Inhalation of chemicals and particles
Dermal contact and absorption through the skin or open wounds
Ingestion of turf infill particles
Exposure levels are affected by weather conditions, temperature, and type of activity (i.e. physical impact on the turf itself and ventilation rate of the individual).
- Heat: Because synthetic turf is typically dark and does not vaporize water, surface temperatures can get up to 60 degrees higher than natural grass and have been measured as high as 160 degrees on a summer day.
- Latex allergy: synthetic rubber contains latex in relatively low concentration; individuals with latex allergy should be warned about possible allergic reactions
- Contact injuries: Athletes playing on turf fields have been shown to have more abrasions or “turf burns,” which in turn can harbor infection. Artificial turf may increase the rate of contact injuries such as knee injuries and concussions, however data is conflicting.
What Chemicals Should I Be Concerned About?

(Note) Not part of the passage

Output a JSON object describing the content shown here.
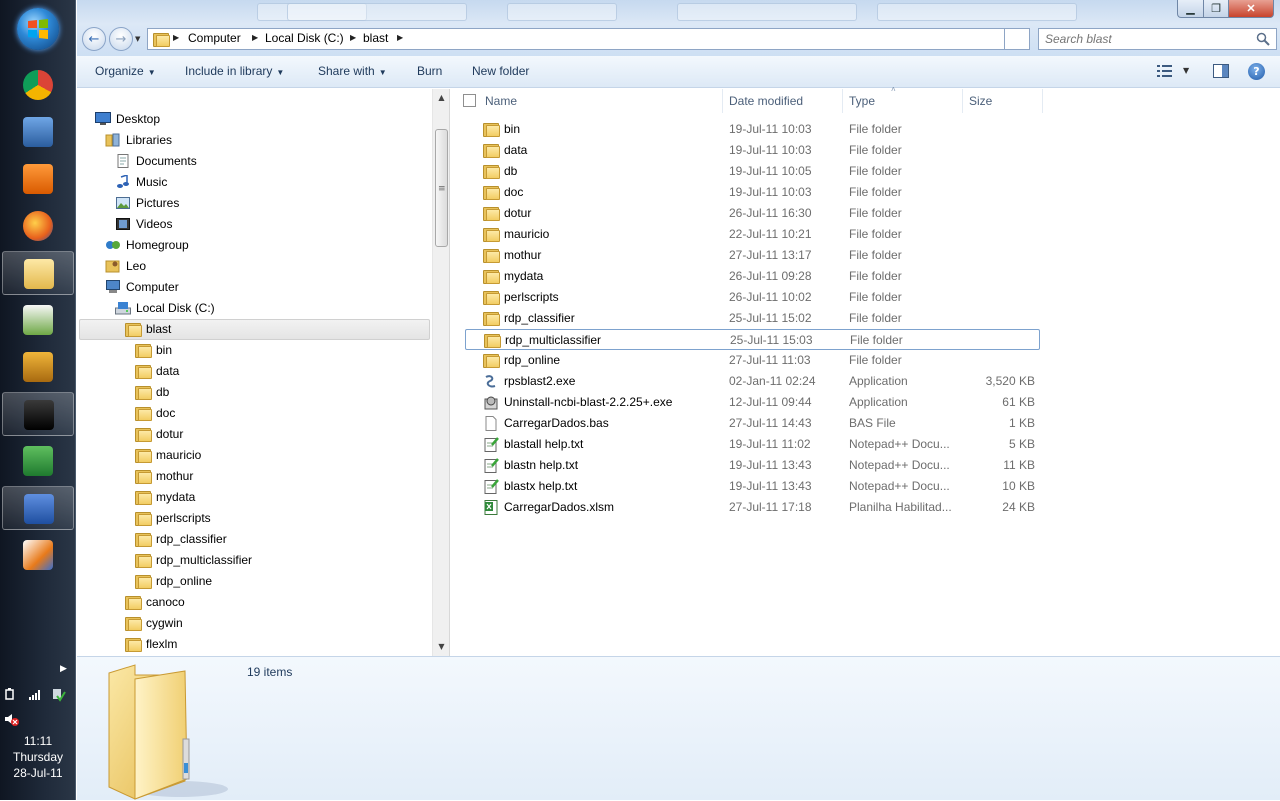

Of all the turf components, the greatest concern for harmful exposures comes from the infill. There are currently several types of infill available, but to date we know the most about “crumb rubber” infill. Crumb rubber is made from recycled tires. The eco-friendly term sometimes used to advertise crumb rubber turf fields refers to the fact that by repurposing the tires into turf fields, hazardous tire waste is not going to landfills. However, because the lifespan of a turf field averages 10 years, the hazardous tire materials will eventually need to be safely disposed of.
Tire rubber composition is highly variable across manufacturers, making it difficult to know concentrations of individual chemicals. Below is a partial list of chemicals of concern known to present in artificial turf made from recycled rubber. Some of these chemicals may also present in artificial turf products that do not contain recycled crumb rubber, however manufacturers are not required by law to disclose the chemical content of their turf products, so this information is not publicly available. We will continue to update this guide as more information becomes available.
|Chemical||Potential Health Effect|
|Benzene||Known human carcinogen|
|Arsenic||Known human carcinogen|
|Styrene||Reasonably anticipated to be a human carcinogen|
|Polycyclic aromatic hydrocarbons (PAHs)||Reasonably anticipated to be a human carcinogen|
|Cadmium||Known human carcinogen|
|Chromium||Known human carcinogen; Respiratory irritant|
|VOCs and SVOCs (e.g. benzathiazole, hexane, toluene, formaldehyde)||Respiratory irritants or asthma triggers Neurotoxicants|
Some are known human carcinogens
|Crystalline Silica||Known human carcinogen; Respiratory irritant|
|Particulate matter||Respiratory irritant or asthma trigger|
Be An Educated Artificial Turf Consumer
- Beware of greenwashing: the use of terms like “organic”, “green”, and “Eco” do not guarantee safety. In fact, those terms are not regulated for turf products, so their meaning in this context is at best ambiguous.
- Choose companies that are transparent and disclose all materials. Note than an MSDS sheet does NOT disclose all chemicals used in the product. To obtain complete disclosure, ask manufacturers to list all components in writing.
- Contact us to discuss testing options and results.
- Consider the possibility of maintaining a grass field with an underground drainage system.
Tips for Safer Play on Artificial Turf Surfaces
- If you select a turf field that does contain chemicals of concern, post a safety warning on your field to keep players and spectators safe
- Avoid use on very hot days
- Avoid use for passive activities (i.e. sitting, lounging, picnicking)
- Ensure good ventilation of indoor fields by opening doors and windows and utilizing fans
- Monitor young children to prevent accidental ingestion
- Always wear shoes on artificial turf
- Wash hands before eating, drinking, or adjusting mouth guard
- Clean cuts and abrasions immediately
- Brush hair thoroughly after play
- Remove and clean shoes and gear outside before getting in car
- At home, take off shoes and shake out your children’s equipment and clothes outside or over the garbage
- Shower immediately after playing on artificial turf
- Vacuum any infill that comes into your home
Read our full artificial turf consumer guide